Just over a year ago, I bought a skein of Noro Kureyon, a scratchy wool yarn the yarn shop proprietor said was good for felting. I couldn’t decide what to make with it, so it sat for ages. Well, with my new drawing habit, I wanted something to keep my pencil and eraser in – mostly so they would be easier to hold on to when I wanted to move between the dining table and sewing room table.
The shape I decided on was a barrel with a flap in the long direction, buttoned down near each end. The pattern is at the bottom of this post (behind the cut, if you’re on my main blog page); before that are my experiences with the felting process.
My pre-felting measurements:
Gauge: a bit over 11 stitches and a bit under 13 rows in 4″.
The rectangle is 10.75″ tall and just over 9″ wide.
I read this was a good but slow felting yarn, and decided to help it along by brushing it with a cat brush before starting the felting process. I don’t know whether it helped, but then I don’t have any comparison.

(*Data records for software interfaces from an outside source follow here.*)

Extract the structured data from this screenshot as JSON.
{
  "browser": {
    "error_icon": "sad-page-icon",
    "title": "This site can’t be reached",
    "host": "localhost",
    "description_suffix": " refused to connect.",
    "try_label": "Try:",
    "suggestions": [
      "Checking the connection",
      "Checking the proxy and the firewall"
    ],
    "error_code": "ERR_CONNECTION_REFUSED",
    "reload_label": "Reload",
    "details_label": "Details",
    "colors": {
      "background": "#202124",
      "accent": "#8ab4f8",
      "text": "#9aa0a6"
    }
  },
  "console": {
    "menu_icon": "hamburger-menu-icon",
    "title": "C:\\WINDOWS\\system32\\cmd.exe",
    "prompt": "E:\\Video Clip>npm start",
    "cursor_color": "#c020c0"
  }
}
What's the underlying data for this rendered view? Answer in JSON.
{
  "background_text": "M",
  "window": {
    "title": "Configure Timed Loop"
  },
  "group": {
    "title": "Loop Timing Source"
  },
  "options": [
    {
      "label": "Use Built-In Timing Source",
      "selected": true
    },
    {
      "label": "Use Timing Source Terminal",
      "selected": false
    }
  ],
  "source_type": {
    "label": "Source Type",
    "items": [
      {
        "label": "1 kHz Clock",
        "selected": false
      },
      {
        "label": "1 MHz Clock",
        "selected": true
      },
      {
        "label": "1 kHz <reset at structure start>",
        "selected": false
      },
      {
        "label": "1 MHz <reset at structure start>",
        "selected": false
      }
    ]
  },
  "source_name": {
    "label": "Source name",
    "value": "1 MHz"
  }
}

I started with two rounds of wash-wash-rinse in my giant washing machine, with two spiky plastic dryer balls for company and a little bit of soap. The machine was set on heavy soil, hot water, and the heavy duty cycle, and the pouch was in a mesh bag to keep in lint. Even after a run in the dryer, very little happened (the results are the first 3 pictures above). Afterward I did a round of hand-felting by shaking the pouch (without a mesh bag) with the dryer balls in a plastic canister, in two changes of water, each with a bit of dish soap and one also with baking soda. I read that hard water inhibits felting, and while I wouldn’t call ours hard, it’s far from soft. Another trip through the dryer, and still just about nothing (last picture above).
After a bit more research, I learned this “good for felting” yarn has a reputation online for being persnickety about felting. I went back to the washing machine, but more seriously. Same settings, with a round of wash-wash-rinse, but this time with two pairs of pants in addition to the dryer balls, a kettleful of nearly boiling water added to each wash, and a pretreatment of soaking the pouch in ice water before the first wash – the temperature change is supposed to help shock the fibers open. No mesh bag, either, because it didn’t seem to be shedding badly.
That is when the magic happened. So much smaller, so little stitch definition. I don’t know how much was the particular method I used last and how much was the fibers finally being ready to give up their original shape, but I can say I’ll start with this method next time. A shave (see notes on razors in an earlier post) and some buttons and it was ready for use!
Final measurements: 7″ seam to seam and 8.5″ end to end, since the ends are poofed out. Not quite 9″ around from opening to end of flap (what would be the height of the original rectangle); 2.5″ diameter. The rectangle lost almost 2″ in each direction.